God is love, and when we embrace love, we become God’s communion of saints. This communion transcends place, and it transcends time. It is all about making the Reign of God more real in our hearts, creates a deeper awareness of God’s loving activity, and reminds us to respond with our lives.

To pray for the living and the dead is to become part of the unending stream of divine Mercy. – Fr. Frank DeSiano, CSP, August 2016 Evangelization Exchange.

Step 4 – Application and Appropriation into Life is the bridge between head knowledge and daily living as a disciple of Christ.

Faith in Action

Reflection Questions:

What does prayer mean to you? Is it really important? Why?

Describe a peak experience you’ve had with prayer.

What does it mean to have a dry period in your prayer life?

Is prayer a good thing to do even if you feel tired, dry and ineffective? Why or why not?

Can a person pray by simply directing every thought to God? For example, rather than thinking about having a piece of fruit, think, “I think, God, that I will have this piece of fruit.” Will that help one become more in tune with our God who is active all the time, everywhere, even in the ordinariness of being grateful for a piece of fruit?

Describe a positive experience you’ve had in praying for another. How has the world become better because of it?

Describe a positive experience you’ve had in praying for someone who has passed away. How did this help build up the communion of saints?

Suggested Activities (add your suggestions below):


  • Pray together as a family for family members
  • Pray for those grieving a loss of a loved one
  • Pray for those who are hurting in some way
  • Resources for prayer

Parish and School:

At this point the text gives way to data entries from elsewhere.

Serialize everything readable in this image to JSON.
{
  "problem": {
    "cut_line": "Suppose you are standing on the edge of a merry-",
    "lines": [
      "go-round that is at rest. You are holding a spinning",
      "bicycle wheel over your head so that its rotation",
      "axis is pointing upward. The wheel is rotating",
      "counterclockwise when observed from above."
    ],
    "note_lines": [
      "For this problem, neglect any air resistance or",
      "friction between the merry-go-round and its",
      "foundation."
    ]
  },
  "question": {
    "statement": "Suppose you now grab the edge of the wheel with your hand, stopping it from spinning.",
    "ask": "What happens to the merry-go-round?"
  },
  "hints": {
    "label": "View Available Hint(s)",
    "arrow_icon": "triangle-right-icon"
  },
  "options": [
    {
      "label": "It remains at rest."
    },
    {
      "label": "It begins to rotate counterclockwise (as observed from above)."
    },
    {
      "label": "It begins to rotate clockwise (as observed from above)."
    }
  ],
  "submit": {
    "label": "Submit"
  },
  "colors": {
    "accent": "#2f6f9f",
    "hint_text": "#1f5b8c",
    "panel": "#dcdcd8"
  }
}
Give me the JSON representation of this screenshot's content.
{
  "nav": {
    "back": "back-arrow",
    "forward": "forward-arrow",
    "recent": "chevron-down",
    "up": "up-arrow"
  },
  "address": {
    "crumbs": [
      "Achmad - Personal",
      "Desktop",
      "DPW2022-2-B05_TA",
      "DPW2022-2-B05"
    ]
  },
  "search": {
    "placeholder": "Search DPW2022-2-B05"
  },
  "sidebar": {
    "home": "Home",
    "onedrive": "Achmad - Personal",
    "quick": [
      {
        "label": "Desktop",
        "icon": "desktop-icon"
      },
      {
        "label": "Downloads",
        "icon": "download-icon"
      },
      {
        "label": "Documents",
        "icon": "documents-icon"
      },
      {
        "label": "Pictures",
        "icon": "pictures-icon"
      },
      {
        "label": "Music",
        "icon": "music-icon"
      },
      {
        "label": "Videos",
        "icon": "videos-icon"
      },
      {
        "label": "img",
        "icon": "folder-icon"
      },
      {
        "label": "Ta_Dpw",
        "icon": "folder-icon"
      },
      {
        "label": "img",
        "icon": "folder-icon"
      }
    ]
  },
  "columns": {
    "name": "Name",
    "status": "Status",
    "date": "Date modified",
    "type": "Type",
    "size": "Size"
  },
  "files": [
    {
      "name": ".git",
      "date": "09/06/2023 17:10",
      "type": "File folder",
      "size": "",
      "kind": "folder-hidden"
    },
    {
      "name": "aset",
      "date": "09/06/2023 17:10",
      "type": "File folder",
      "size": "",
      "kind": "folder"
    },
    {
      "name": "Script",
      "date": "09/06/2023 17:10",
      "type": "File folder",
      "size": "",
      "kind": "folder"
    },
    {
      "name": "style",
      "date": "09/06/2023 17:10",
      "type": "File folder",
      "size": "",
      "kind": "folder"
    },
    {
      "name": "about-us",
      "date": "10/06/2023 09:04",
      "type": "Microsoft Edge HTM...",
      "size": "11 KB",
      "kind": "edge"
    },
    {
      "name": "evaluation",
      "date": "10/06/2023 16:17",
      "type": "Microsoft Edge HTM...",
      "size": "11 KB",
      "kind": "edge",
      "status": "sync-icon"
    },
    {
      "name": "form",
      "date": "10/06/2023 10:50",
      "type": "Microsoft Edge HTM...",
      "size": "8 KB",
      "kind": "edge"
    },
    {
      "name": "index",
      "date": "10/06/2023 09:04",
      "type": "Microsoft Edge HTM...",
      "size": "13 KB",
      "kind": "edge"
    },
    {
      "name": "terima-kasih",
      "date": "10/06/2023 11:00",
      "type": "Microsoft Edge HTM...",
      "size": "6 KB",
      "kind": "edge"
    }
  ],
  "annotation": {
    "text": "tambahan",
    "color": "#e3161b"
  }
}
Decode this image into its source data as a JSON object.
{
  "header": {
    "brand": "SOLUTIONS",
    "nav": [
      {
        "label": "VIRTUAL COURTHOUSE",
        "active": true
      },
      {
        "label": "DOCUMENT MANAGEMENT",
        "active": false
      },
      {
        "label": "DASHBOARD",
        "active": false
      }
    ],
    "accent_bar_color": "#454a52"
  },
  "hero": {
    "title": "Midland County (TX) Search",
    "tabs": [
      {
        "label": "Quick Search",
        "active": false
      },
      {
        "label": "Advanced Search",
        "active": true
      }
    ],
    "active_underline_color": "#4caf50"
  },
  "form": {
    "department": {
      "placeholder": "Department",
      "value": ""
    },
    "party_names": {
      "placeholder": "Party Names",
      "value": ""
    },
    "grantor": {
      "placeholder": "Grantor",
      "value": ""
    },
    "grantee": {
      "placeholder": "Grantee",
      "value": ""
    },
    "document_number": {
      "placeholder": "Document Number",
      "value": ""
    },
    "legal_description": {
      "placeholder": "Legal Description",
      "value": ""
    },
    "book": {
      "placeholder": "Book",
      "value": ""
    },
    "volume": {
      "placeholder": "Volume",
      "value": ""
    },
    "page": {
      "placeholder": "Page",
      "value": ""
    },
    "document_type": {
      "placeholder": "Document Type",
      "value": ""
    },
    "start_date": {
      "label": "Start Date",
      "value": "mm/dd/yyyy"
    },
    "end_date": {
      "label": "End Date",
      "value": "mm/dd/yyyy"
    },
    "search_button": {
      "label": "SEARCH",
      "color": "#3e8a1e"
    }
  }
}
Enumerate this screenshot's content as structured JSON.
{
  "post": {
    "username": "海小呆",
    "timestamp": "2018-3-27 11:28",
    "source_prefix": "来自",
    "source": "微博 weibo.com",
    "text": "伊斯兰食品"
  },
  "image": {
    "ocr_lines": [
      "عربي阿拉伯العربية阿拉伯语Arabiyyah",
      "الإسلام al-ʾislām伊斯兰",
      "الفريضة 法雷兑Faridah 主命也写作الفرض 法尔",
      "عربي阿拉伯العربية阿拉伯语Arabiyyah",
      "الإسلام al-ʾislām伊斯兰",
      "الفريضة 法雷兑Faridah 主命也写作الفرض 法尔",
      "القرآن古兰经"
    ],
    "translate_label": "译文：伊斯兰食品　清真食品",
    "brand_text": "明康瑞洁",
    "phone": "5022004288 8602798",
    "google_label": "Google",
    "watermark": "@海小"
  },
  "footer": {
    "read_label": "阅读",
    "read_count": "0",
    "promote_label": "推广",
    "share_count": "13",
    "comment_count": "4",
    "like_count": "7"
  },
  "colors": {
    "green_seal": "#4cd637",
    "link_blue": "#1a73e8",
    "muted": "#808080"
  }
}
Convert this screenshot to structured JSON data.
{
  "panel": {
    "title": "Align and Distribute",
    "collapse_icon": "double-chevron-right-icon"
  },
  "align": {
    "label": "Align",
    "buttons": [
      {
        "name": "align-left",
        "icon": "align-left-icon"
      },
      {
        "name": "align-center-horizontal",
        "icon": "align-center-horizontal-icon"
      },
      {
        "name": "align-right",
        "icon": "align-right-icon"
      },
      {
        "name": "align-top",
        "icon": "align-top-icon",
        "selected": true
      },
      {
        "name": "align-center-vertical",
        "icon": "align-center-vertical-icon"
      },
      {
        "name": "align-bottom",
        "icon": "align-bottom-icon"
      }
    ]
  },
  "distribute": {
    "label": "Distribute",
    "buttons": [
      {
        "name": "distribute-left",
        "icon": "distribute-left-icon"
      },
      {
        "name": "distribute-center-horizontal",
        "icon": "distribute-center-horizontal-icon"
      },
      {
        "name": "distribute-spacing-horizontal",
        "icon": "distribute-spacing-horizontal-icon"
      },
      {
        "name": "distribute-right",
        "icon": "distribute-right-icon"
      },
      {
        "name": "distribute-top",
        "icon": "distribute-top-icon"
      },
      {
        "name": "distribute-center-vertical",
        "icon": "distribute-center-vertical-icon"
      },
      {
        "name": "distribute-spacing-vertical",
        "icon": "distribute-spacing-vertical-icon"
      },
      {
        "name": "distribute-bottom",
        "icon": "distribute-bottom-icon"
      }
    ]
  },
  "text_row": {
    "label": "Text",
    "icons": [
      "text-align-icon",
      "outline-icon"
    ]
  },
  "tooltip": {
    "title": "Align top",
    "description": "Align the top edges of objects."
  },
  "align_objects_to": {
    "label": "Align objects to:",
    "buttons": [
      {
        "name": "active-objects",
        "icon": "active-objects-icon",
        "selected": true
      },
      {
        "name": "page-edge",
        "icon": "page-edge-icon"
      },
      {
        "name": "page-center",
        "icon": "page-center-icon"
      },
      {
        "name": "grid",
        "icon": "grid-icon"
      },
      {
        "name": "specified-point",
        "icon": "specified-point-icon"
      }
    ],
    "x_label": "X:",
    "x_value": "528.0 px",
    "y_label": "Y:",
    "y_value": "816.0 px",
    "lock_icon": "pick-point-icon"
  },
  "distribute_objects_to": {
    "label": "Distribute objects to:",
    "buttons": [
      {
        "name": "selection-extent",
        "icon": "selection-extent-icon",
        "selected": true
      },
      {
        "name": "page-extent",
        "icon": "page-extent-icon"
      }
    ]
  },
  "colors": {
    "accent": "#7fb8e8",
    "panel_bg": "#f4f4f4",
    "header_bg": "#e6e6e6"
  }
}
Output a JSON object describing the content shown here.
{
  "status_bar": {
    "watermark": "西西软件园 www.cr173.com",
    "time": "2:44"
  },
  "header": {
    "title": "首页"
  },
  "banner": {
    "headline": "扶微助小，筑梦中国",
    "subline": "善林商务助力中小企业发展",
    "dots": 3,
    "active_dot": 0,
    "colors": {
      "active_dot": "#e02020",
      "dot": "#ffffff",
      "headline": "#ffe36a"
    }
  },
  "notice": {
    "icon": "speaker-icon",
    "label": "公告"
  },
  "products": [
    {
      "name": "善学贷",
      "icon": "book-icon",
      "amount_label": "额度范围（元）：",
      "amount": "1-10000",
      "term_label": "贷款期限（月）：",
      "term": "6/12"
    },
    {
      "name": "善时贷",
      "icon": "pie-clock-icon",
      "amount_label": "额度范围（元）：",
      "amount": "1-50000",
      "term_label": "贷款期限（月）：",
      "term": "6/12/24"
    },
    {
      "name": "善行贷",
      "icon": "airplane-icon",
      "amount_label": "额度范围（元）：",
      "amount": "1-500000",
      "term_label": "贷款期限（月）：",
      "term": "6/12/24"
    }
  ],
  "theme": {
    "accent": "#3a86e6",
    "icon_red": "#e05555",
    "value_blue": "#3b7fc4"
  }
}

  • Pass a candle. As the candle is held by each participant, s/he can say a prayer audibly or silently, and the pass the candle to the next
  • Take a newspaper and have different people pray for/about the issues/people in the news
  • Patriotic Rosary  – for each Hail Mary pray for each state in the United States
  • Quiet time with guided meditation (example at Ave Maria Press’s Thanksgiving Guided Meditation)

Step 5 – Celebration: Lessons will close with a prayer, silent or communally, that gives glory to God.

Closing Prayer:

God of Peace,

You call us all to holiness, to be the People you have created us to be. Make us compassionate to the needs of each other and attentive to the gifts we bring to each other. Inspire us to do our part to make your Reign present on earth. We ask you this as we pray the words Your Son gave to us:

Our Father, who art in heaven, hallowed be Thy name; Thy kingdom come; Thy will be done on earth as it is in heaven. Give us this day our daily bread;

and forgive us our trespasses as we forgive those who trespass against us;

and lead us not into temptation, but deliver us from evil. Amen.


In the “Leave a Reply” area below, please suggest another activity that addresses this Work of Mercy, or share a story about it.


Author: Kristi Anderson

Kristi Anderson is the editor of The Central Minnesota Catholic Magazine for the Diocese of St. Cloud.

Leave a Reply